In response to questions Wednesday, a FedBid spokesman provided a statement by email saying the company cooperated with the inspector general’s investigation and believes it took “appropriate actions” to protect its business.
“Our company has always been transparent about its fee structure and the savings the FedBid marketplace can facilitate when buying commodity goods and simple services. It is important to point out, as our data demonstrates, that this report does not dispute that the FedBid marketplace stimulated competition that resulted in lower prices for VHA.”
The VA inspector general’s report also revealed undue pressure on contracting decisions. A similar case surfaced last year when the General Services Administration inspector general released an audit detailing how top managers were overruling contracting officers on behalf of influential contractors.
Brian Miller, a former GSA inspector general, said Wednesday that although the VA report raised troubling and serious questions, the news wasn’t all bad.

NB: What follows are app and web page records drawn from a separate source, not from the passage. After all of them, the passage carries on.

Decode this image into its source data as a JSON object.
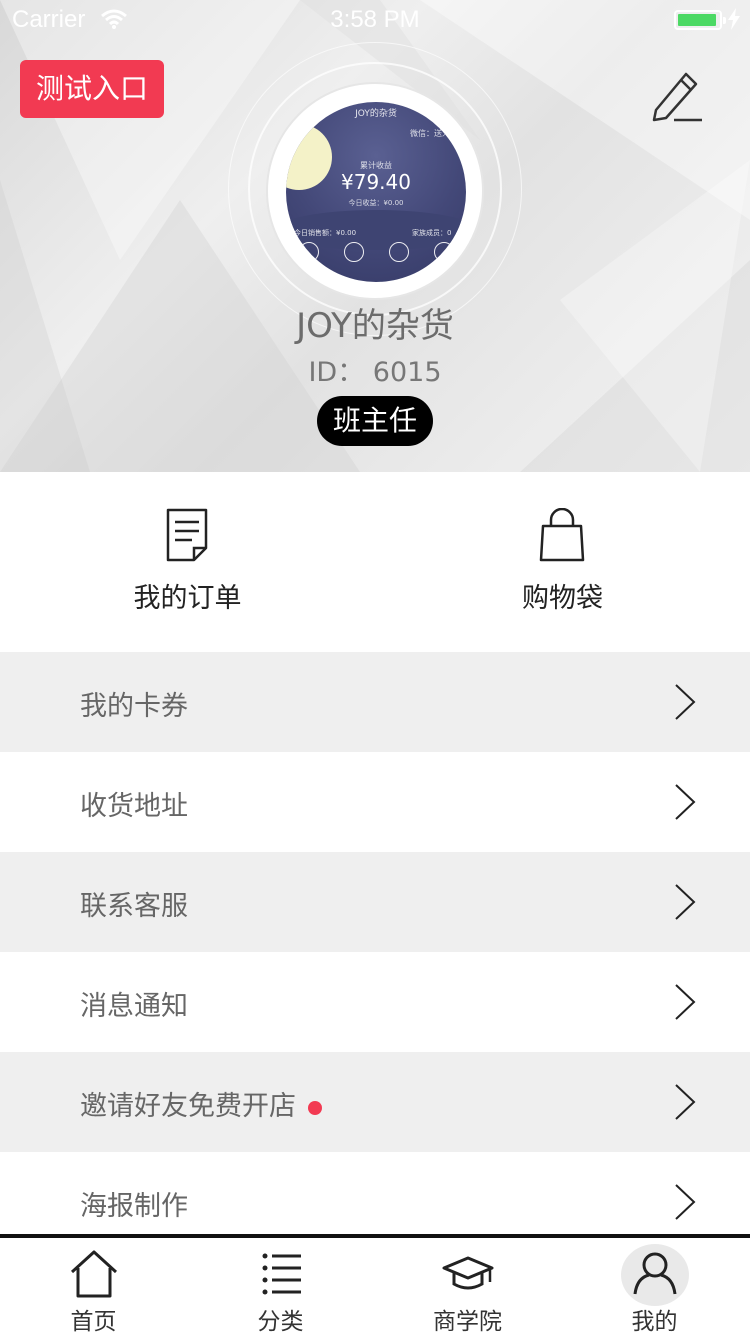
{
  "status_bar": {
    "carrier": "Carrier",
    "time": "3:58 PM",
    "battery_color": "#4cd964",
    "icons": [
      "wifi-icon",
      "battery-icon",
      "charging-icon"
    ]
  },
  "header": {
    "test_button_label": "测试入口",
    "edit_icon": "edit-icon",
    "user_name": "JOY的杂货",
    "user_id": "ID： 6015",
    "role": "班主任",
    "avatar": {
      "title": "JOY的杂货",
      "subtitle": "微信：送人",
      "label": "累计收益",
      "amount": "¥79.40",
      "today": "今日收益：¥0.00",
      "row_left": "今日销售额：¥0.00",
      "row_right": "家族成员：0"
    }
  },
  "quick_actions": [
    {
      "label": "我的订单",
      "icon": "order-document-icon"
    },
    {
      "label": "购物袋",
      "icon": "shopping-bag-icon"
    }
  ],
  "menu": [
    {
      "label": "我的卡券",
      "badge": false
    },
    {
      "label": "收货地址",
      "badge": false
    },
    {
      "label": "联系客服",
      "badge": false
    },
    {
      "label": "消息通知",
      "badge": false
    },
    {
      "label": "邀请好友免费开店",
      "badge": true
    },
    {
      "label": "海报制作",
      "badge": false
    }
  ],
  "tabbar": [
    {
      "label": "首页",
      "icon": "home-icon",
      "active": false
    },
    {
      "label": "分类",
      "icon": "list-icon",
      "active": false
    },
    {
      "label": "商学院",
      "icon": "graduation-cap-icon",
      "active": false
    },
    {
      "label": "我的",
      "icon": "user-icon",
      "active": true
    }
  ],
  "colors": {
    "accent": "#f23a52",
    "badge_bg": "#000000",
    "menu_gray": "#efefef"
  }
}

“The good news coming out of the IG report is that at least one person stood up and did the right thing. A courageous senior procurement executive did the right thing and suffered for it,” Mr. Miller said.
“Contracting officers at times need supervision, but when a supervisor is shilling for a particular contractor, it undermines the integrity of the whole process and sends the message to the public and the entire contracting community that influence can buy government contracts,” Mr. Miller said.
FedBid’s advisers, employees and directors include Joe Jordan and Steve Kelman, both formerly in charge of the White House’s office of federal procurement policy.
The company also relied on former Rep. Chet Edwards and retired Gen. George W. Casey Jr. to help lobby VA officials to overturn Mr. Frye’s reverse auction moratorium.
Mr. Jordan was not named in the inspector general’s report. He left the White House in December while Congress and the Government Accountability Office were scrutinizing reverse auctions.
Mr. Jordan oversaw federal procurement policy across the federal government. The Washington Times filed a Freedom of Information Act request with the Office of Management and Budget seeking information on post-employment ethics rulings related to Mr. Jordan’s move, but the White House has yet to respond.
• Jim McElhatton can be reached at email@example.com.
Copyright © 2022 The Washington Times, LLC.